Selling the Sink
The complex role that Canada’s forests play in the earth’s carbon balance should give even the most extreme environmentalists pause for thought. I say should, because first they’d have to approach the issue with intellectual honesty and an interest in the real issue of global warming. Often, however, public discussion has little to do with the emerging carbon balance debate, and everything to do with the decades-old debate over forest conservation.
In a recent CanWest News Service article on global warming and the role played by Canada’s vast boreal forest, Susan Casey-Lefkowitz, director of the Natural Resources Defence Council’s Canada Program, told the reporter that “Canada’s boreal region is a life support system for the planet because of its key role in Carbon storage.” Not to be outdone, Tzeporah Berman of BC’s ForestEthics opined that the boreal is “to carbon what Fort Knox is to gold.”

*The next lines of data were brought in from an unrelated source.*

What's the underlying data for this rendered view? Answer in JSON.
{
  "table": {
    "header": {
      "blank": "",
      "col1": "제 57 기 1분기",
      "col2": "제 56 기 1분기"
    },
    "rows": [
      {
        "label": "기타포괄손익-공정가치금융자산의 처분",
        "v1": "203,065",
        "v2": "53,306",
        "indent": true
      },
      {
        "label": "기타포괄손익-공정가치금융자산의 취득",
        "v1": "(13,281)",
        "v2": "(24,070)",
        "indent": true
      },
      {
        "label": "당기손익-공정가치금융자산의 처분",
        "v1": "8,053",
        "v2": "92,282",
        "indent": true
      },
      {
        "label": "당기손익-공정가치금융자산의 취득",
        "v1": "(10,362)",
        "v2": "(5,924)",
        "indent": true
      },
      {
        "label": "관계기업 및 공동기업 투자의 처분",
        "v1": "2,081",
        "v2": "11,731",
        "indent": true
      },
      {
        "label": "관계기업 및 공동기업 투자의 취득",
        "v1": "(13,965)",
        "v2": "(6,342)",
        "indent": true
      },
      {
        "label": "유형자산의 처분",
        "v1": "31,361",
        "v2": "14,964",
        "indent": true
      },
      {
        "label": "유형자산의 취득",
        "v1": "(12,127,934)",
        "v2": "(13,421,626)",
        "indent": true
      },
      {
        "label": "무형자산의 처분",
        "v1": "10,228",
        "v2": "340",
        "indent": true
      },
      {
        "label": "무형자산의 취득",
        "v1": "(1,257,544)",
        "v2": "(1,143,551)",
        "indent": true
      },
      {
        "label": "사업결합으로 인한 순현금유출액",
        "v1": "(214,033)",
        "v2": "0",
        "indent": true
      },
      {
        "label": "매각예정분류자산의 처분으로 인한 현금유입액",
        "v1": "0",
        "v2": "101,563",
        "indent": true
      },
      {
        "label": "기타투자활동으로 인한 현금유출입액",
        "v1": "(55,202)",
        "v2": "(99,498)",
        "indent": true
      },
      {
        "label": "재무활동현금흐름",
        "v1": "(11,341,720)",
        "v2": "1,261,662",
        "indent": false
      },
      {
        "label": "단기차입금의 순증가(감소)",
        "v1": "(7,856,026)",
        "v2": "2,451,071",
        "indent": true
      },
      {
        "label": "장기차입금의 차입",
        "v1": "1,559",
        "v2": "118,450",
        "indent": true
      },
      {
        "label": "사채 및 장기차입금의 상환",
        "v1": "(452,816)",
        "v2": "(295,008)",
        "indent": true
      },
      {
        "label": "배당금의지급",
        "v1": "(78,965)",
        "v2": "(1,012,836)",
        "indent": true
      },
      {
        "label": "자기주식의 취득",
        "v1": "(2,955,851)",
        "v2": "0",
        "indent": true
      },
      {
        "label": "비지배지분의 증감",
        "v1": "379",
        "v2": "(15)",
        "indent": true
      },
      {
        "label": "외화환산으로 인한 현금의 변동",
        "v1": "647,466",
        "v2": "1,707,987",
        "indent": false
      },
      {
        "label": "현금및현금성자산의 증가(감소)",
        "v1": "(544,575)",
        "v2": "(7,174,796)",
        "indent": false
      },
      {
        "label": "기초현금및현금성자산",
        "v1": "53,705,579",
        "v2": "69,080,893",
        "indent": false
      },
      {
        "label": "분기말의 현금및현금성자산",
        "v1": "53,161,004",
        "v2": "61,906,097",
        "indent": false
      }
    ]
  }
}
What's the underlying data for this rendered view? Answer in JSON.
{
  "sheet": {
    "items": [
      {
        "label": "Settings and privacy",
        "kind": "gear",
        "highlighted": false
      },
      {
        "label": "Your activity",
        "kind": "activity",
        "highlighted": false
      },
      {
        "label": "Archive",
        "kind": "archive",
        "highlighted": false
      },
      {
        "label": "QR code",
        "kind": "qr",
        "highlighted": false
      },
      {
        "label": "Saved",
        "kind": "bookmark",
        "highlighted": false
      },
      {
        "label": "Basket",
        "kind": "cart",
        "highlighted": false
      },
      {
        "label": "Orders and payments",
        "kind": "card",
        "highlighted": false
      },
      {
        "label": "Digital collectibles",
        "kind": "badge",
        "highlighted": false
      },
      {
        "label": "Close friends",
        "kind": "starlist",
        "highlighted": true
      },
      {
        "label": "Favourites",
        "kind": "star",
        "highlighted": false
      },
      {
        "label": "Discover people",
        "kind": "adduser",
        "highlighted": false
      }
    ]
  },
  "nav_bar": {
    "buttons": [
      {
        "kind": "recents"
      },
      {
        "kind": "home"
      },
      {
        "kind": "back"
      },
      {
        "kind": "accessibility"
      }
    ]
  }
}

Then like gold, the only way to protect this crucial carbon is to lock it away. Sure enough, the coalition these two groups belong to want at least 50% of Canada’s boreal preserved in the name of mitigating global warming.
Except it won’t. In fact, it might make things worse. Unlike gold, that most stable of elements, the boreal is a complex, changing, living environment whose relationship with the global climate is also complex and changing. Young forests act as better carbon sinks than older ones, while burning forests can turn the whole equation upside down. For example, according to Natural Resources Canada, our vast forests were actually net carbon emitters in 2005 thanks to a bad fire year. Lock the entire boreal up if you want, but not in the name of a better carbon balance.
Nor would such a decision be made in a vacuum. Even if we let 50% of the boreal age, rot, or burn, the global demand for building materials and paper products will not vanish. That wood will come from somewhere, or worse, be replaced by steel, aluminum, concrete, plastics, materials with far worse relationships to the carbon balance that Berman and others feign so much concern for.
We in the solid wood sector have a real edge, as our products tend to tie up carbon longer than most (100 plus years), and the alternatives are certainly less friendly. Builders are increasingly going to look for green credits in the materials they use, with green building certification schemes basically demanding it. Using wood from certified forests already gains builders points in the latest National Association of Homebuilders certification scoring system, just released in February 2008 (www.nahbgreen.org), but we need to continue to promote the benefits of wood as a carbon-neutral solution. Certainly, don’t expect steel, plastics or concrete to just roll over and let us have the market. In fact, the first two are sponsors at the upcoming National Green Building Conference in New Orleans this May 11-13, while wood products players are noticeably absent (just what are we spending the millions of duty money slated for wood promotion on?).
Back in the woods, sustainable forest management and harvesting activities will certainly result in local, short-term carbon losses but, unlike alternative building materials, that is just the beginning of the story. Wood products manufacturing also captures a great deal of carbon for decades or centuries, depending on the product and end use. The forest left behind will soon become an aggressive carbon sink again. Finally, much of the residuals (and now more and more even the harvest slash once left on site) will be used as a renewable energy alternative to fossil fuels.
The final word I’ll leave to Natural Resources Canada’s Forest Carbon Accounting website (www.carbon.cfs.nrcan.gc.ca), an excellent attempt at explaining the complexities and trade-offs often glossed over by industry and environmentalists alike.
“If the ultimate goal is to reduce the amount of carbon being emitted into the atmosphere, then the impacts of harvesting should be considered in light of carbon emissions from other sectors of the economy whose products can be used in place of forest products. Most products that are substitutes for wood products, such as aluminum, steel, and cement, require more energy to produce and consequently their production involves greater greenhouse gas emissions…Reducing harvesting would not have a large impact on carbon dioxide emissions from Canada’s forests for several reasons...Less than 0.5% of the managed forest is harvested in any given year in Canada. These areas regenerate to forest, so that in any year there is substantial new storage of carbon occurring on the areas previously harvested. As well, much of the carbon removed from the forest is stored in durable forest products, like lumber. In addition, the amount of carbon released into the atmosphere from harvesting is small compared with the amount released due to forest fires and other natural disturbances like insect infestations. The area burned annually is, on average, 2.5 times larger than the area harvested; a big portion of the carbon goes up in smoke.”
In other words, shutting down the boreal forest will not mitigate global warming at all. But maybe that was never the real goal.
Scott Jamieson, Editor